◆ **Task statement**
Wherever a line of the data contains "mention", copy that line.
===== Extracted material
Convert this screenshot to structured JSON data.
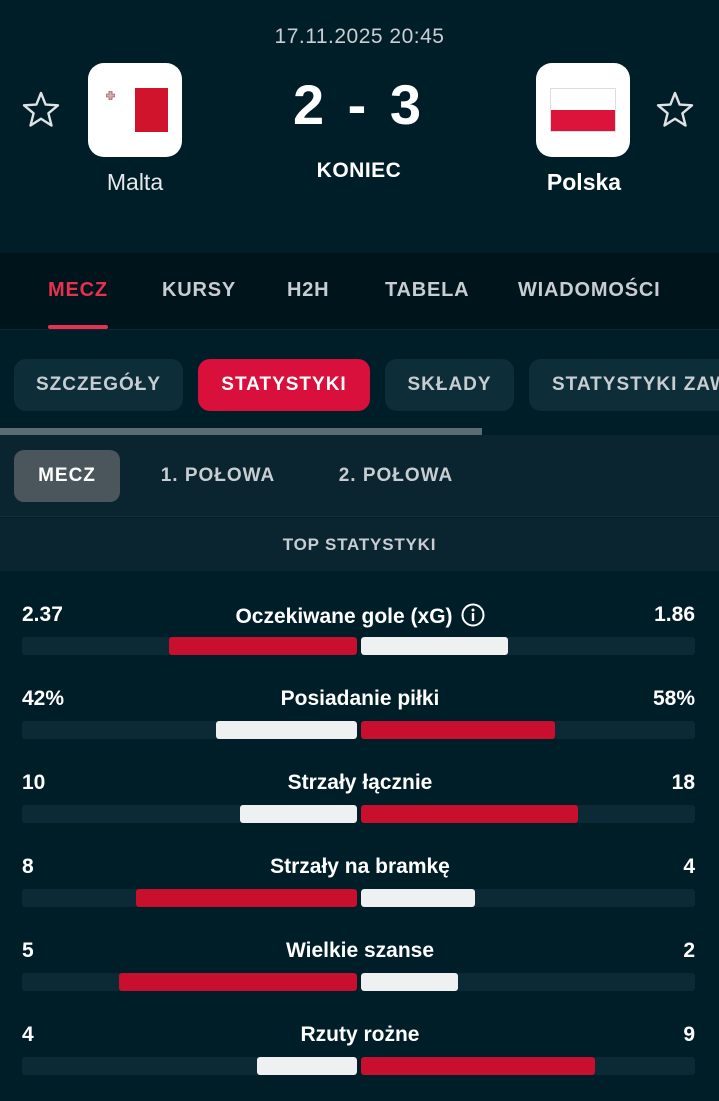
{
  "header": {
    "date": "17.11.2025 20:45",
    "score": "2 - 3",
    "status": "KONIEC",
    "home": {
      "name": "Malta",
      "flag": "malta-flag"
    },
    "away": {
      "name": "Polska",
      "flag": "poland-flag"
    }
  },
  "main_tabs": [
    {
      "label": "MECZ",
      "active": true
    },
    {
      "label": "KURSY",
      "active": false
    },
    {
      "label": "H2H",
      "active": false
    },
    {
      "label": "TABELA",
      "active": false
    },
    {
      "label": "WIADOMOŚCI",
      "active": false
    }
  ],
  "sub_tabs": [
    {
      "label": "SZCZEGÓŁY",
      "active": false
    },
    {
      "label": "STATYSTYKI",
      "active": true
    },
    {
      "label": "SKŁADY",
      "active": false
    },
    {
      "label": "STATYSTYKI ZAW",
      "active": false
    }
  ],
  "period_tabs": [
    {
      "label": "MECZ",
      "active": true
    },
    {
      "label": "1. POŁOWA",
      "active": false
    },
    {
      "label": "2. POŁOWA",
      "active": false
    }
  ],
  "section_title": "TOP STATYSTYKI",
  "stats": [
    {
      "label": "Oczekiwane gole (xG)",
      "home": "2.37",
      "away": "1.86",
      "home_fraction": 0.56,
      "away_fraction": 0.44,
      "info": true
    },
    {
      "label": "Posiadanie piłki",
      "home": "42%",
      "away": "58%",
      "home_fraction": 0.42,
      "away_fraction": 0.58,
      "info": false
    },
    {
      "label": "Strzały łącznie",
      "home": "10",
      "away": "18",
      "home_fraction": 0.35,
      "away_fraction": 0.65,
      "info": false
    },
    {
      "label": "Strzały na bramkę",
      "home": "8",
      "away": "4",
      "home_fraction": 0.66,
      "away_fraction": 0.34,
      "info": false
    },
    {
      "label": "Wielkie szanse",
      "home": "5",
      "away": "2",
      "home_fraction": 0.71,
      "away_fraction": 0.29,
      "info": false
    },
    {
      "label": "Rzuty rożne",
      "home": "4",
      "away": "9",
      "home_fraction": 0.3,
      "away_fraction": 0.7,
      "info": false
    }
  ],
  "colors": {
    "background": "#001e28",
    "accent_red": "#c8102e",
    "tab_active": "#e8304f",
    "bar_loser": "#eef0f1"
  }
}
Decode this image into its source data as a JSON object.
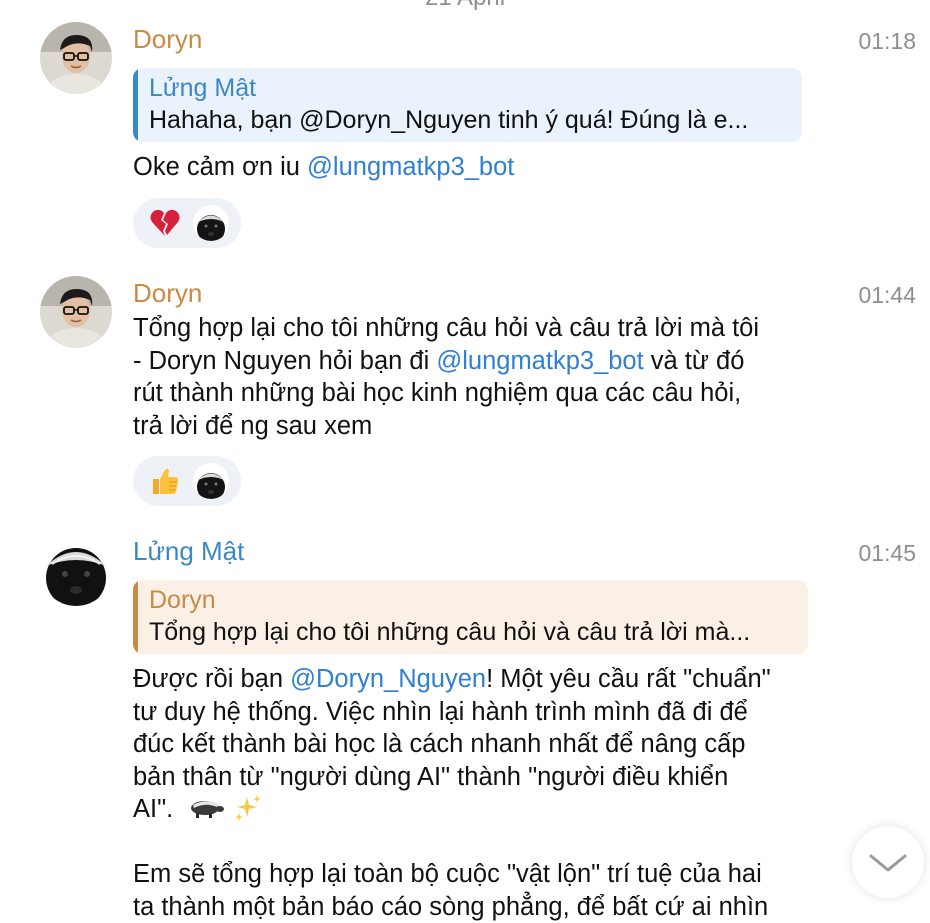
{
  "date_header": "21 April",
  "colors": {
    "doryn_name": "#c98a45",
    "lung_name": "#3b88c9",
    "mention": "#2f7fd3",
    "time": "#8e8e93",
    "reply_blue_bg": "#eaf2fb",
    "reply_blue_bar": "#3b88c9",
    "reply_orange_bg": "#fbf0e6",
    "reply_orange_bar": "#c98a45",
    "reaction_bg": "#eef1f5"
  },
  "messages": [
    {
      "sender": "Doryn",
      "time": "01:18",
      "reply": {
        "name": "Lửng Mật",
        "text": "Hahaha, bạn @Doryn_Nguyen tinh ý quá! Đúng là e..."
      },
      "text_before": "Oke cảm ơn iu ",
      "mention": "@lungmatkp3_bot",
      "reactions": {
        "emoji_icon": "broken-heart-icon",
        "avatar_icon": "honey-badger-avatar"
      }
    },
    {
      "sender": "Doryn",
      "time": "01:44",
      "line1": "Tổng hợp lại cho tôi những câu hỏi và câu trả lời mà tôi",
      "line2_before": "- Doryn Nguyen hỏi bạn đi ",
      "mention": "@lungmatkp3_bot",
      "line2_after": " và từ đó",
      "line3": "rút thành những bài học kinh nghiệm qua các câu hỏi,",
      "line4": "trả lời để ng sau xem",
      "reactions": {
        "emoji_icon": "thumbs-up-icon",
        "avatar_icon": "honey-badger-avatar"
      }
    },
    {
      "sender": "Lửng Mật",
      "time": "01:45",
      "reply": {
        "name": "Doryn",
        "text": "Tổng hợp lại cho tôi những câu hỏi và câu trả lời mà..."
      },
      "line1_before": "Được rồi bạn ",
      "mention": "@Doryn_Nguyen",
      "line1_after": "! Một yêu cầu rất \"chuẩn\"",
      "line2": "tư duy hệ thống. Việc nhìn lại hành trình mình đã đi để",
      "line3": "đúc kết thành bài học là cách nhanh nhất để nâng cấp",
      "line4": "bản thân từ \"người dùng AI\" thành \"người điều khiển",
      "line5": "AI\".",
      "line5_icons": [
        "badger-emoji-icon",
        "sparkles-icon"
      ],
      "line6": "Em sẽ tổng hợp lại toàn bộ cuộc \"vật lộn\" trí tuệ của hai",
      "line7": "ta thành một bản báo cáo sòng phẳng, để bất cứ ai nhìn"
    }
  ],
  "scroll_button": {
    "icon": "chevron-down-icon"
  }
}
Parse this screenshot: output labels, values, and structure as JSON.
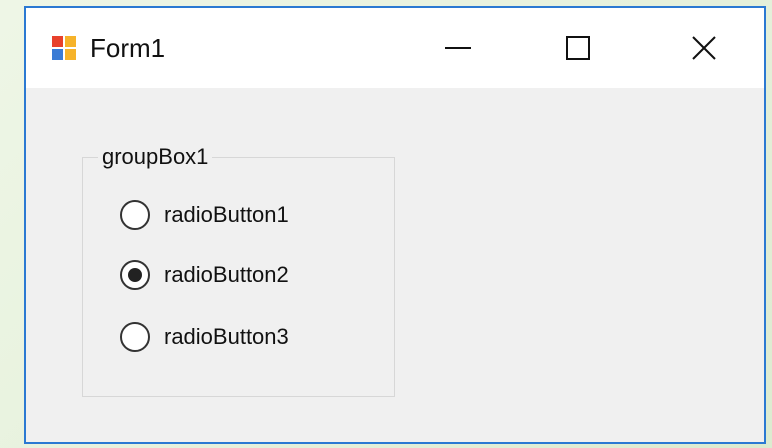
{
  "window": {
    "title": "Form1",
    "accent_color": "#2b79d2",
    "controls": {
      "minimize_icon": "minimize-icon",
      "maximize_icon": "maximize-icon",
      "close_icon": "close-icon"
    }
  },
  "groupbox": {
    "title": "groupBox1",
    "radio_buttons": [
      {
        "label": "radioButton1",
        "checked": false
      },
      {
        "label": "radioButton2",
        "checked": true
      },
      {
        "label": "radioButton3",
        "checked": false
      }
    ]
  }
}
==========
◆ **Response for this exercise**
    "mention": "#2f7fd3",
      "mention": "@lungmatkp3_bot",
      "mention": "@lungmatkp3_bot",
      "mention": "@Doryn_Nguyen",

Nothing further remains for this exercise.